Both in their late 40s, they were definitely old school. While they also used modern music delivery methods, they were vinyl devotees who loved the rich, full sound it possessed that digital albums did not.
After eight months of dating, Fred decided it was time to ratchet it up a little bit. He made Victoria a mixtape. While the word mixtape is still used to describe CDs that are carefully thought out assortments of songs, Fred used an actual cassette tape. There were reasons for that.
First, like an artist crafting their vision onto a canvas, the “limitations” of a cassette created challenges and opportunities. With a tape, you had to fit the songs into a certain time segment and, by using the A and B sides, sculpt it into two complete acts. Song selection and placement was crucial.
CDs lacked the feature of two acts and a digital playlist? Please.
Fred carefully crafted his labor of love and presented it to Victoria, who listened to it that evening in her favorite chair with headphones on. Fred, knowing she was a fellow audiophile, expected that. He didn’t expect their conversation the next evening.
“So I listened to the whole thing, Fred, you are so sweet,” Victoria said. “I have a few comments.”
“C-comments?” Fred thought, but didn’t say.
“I loved that you started it off with Heatwave’s ‘Always and Forever’ – I’ve loved that song since Steve Hendrickson and I danced to it in eighth grade,” Victoria said. “You . . . uh . . . didn’t have the original six-minute version though, I see . . . well, no biggie.”
Fred’s heart sank a bit, but he brightened when she told him that “Silly Love Songs” by Wings was also a fave. She then said that Beyonce’s “Crazy in Love” was a nice juxtaposition and choosing Stevie Wonder’s “Knocks Me Off My Feet” instead of the more obvious “You Are the Sunshine of My Life” or “I Just Called to Say I Love You” was perfect.
“But I, uh, do have some . . . well, questions about some of your selections, honey,” Victoria said.
Fred was stunned at first, but Victoria was just being true to the nature of their relationship. They critiqued music together all the time.
“To start, on Side A I loved that you followed Bruno Mars’ ‘Just the Way You Are’ with the Billy Joel song of the same title. Very clever and cute,” Victoria said. “But then on Side B you did the same thing by following John Legend’s ‘You and I’ with the old Rick James song. And the latter just sounds dated and out of place. It made the Side A thing seem like a gimmick.”
Fred knew what was coming next.
“I know you love your heavy metal, but no self-respecting headbanger listened to Dokken, Fred,” Victoria said. “’Burning Like a Flame’ was a . . . misstep.”
Fred fumed.

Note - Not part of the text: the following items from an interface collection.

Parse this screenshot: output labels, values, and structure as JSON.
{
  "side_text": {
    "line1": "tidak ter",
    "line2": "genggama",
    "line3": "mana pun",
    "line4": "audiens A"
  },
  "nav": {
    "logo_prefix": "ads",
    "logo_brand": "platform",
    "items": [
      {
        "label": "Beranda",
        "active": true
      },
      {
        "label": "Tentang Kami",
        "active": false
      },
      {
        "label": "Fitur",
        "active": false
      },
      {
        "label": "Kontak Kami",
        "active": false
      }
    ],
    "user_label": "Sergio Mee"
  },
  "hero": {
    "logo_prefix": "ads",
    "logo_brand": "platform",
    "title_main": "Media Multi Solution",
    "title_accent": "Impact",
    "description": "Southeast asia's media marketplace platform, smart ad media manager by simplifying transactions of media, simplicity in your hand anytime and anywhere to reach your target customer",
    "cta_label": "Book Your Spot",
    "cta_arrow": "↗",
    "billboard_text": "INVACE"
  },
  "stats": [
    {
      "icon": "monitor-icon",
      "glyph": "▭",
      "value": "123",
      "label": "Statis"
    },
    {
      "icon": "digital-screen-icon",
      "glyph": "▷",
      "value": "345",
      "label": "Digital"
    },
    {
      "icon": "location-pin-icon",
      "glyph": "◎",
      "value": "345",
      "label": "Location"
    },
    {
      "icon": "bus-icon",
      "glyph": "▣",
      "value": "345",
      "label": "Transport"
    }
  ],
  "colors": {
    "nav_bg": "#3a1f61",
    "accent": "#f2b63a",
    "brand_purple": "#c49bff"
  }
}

First, he hated how she labeled anything with a loud guitar as “heavy metal” and second, he chose that song over Scorpions’ “No One Like You” because he thought it was more palatable.
“Also, I love Carole King’s ‘You Make Me Feel Like a Natural Woman’ and prefer her version even though most people look at Aretha’s as the definitive one,” Victoria said. “But that should be a song that I put on a mixtape, not you.”

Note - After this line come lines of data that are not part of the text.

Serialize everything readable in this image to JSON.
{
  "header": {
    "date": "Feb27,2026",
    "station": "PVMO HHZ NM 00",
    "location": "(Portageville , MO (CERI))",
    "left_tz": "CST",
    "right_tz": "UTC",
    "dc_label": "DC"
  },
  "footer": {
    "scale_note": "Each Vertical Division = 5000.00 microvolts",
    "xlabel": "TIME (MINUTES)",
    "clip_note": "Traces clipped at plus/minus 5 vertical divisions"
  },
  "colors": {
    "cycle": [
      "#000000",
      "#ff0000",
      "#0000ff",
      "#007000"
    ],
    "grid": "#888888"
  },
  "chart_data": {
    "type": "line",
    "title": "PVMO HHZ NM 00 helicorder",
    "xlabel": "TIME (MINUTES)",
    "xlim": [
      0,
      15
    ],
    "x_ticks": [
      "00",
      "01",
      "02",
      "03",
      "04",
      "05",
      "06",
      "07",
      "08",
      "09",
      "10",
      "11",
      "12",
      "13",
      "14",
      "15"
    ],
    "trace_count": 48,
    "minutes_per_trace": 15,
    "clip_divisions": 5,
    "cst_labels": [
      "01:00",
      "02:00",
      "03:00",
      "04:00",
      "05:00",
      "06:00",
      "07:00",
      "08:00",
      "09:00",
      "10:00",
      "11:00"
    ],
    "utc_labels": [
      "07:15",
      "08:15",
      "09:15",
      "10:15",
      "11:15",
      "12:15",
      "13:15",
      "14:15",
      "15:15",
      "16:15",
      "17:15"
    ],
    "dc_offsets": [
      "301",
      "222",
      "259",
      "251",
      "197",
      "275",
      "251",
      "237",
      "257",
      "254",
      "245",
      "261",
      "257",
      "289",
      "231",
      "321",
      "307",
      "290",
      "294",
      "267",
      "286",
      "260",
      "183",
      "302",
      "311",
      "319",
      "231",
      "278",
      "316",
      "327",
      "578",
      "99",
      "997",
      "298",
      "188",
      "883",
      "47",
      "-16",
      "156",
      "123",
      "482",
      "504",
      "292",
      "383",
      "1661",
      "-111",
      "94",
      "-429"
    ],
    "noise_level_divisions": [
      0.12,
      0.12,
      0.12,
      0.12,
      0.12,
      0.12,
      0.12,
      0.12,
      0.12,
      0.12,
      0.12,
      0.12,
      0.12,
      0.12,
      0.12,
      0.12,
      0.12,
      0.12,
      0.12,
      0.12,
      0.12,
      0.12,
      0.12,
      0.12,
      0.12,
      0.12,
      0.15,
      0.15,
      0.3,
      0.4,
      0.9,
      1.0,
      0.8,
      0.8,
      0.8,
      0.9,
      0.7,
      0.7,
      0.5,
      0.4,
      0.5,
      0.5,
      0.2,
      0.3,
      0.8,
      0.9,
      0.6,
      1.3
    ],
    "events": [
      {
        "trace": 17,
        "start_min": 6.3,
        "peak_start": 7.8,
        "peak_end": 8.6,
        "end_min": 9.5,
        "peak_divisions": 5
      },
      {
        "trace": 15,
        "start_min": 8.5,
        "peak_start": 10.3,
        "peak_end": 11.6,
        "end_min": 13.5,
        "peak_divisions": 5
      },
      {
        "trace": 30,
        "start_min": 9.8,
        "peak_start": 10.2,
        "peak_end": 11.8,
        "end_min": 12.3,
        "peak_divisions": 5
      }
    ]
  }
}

Victoria then went on to say that while she loved the inclusion of the sweet instrumental Stevie Ray Vaughan composed for his wife, “Lenny,” its position, in the middle of Side A, was “not optimal.”
Fred then could not stop himself and angrily told her to return the tape and he would erase it and record the songs she wanted.
“Honey, you misunderstand me,” Victoria said. “This tape, with its perfect imperfections, reflects what I love about you. I even broke the plastic tabs off the top so it can’t be recorded on again.”
While they both knew that applying scotch tape to the top would again make it recordable, Fred and Victoria, the analog lovers, kissed passionately.
Reach Fairfield writer Tony Wade at email@example.com.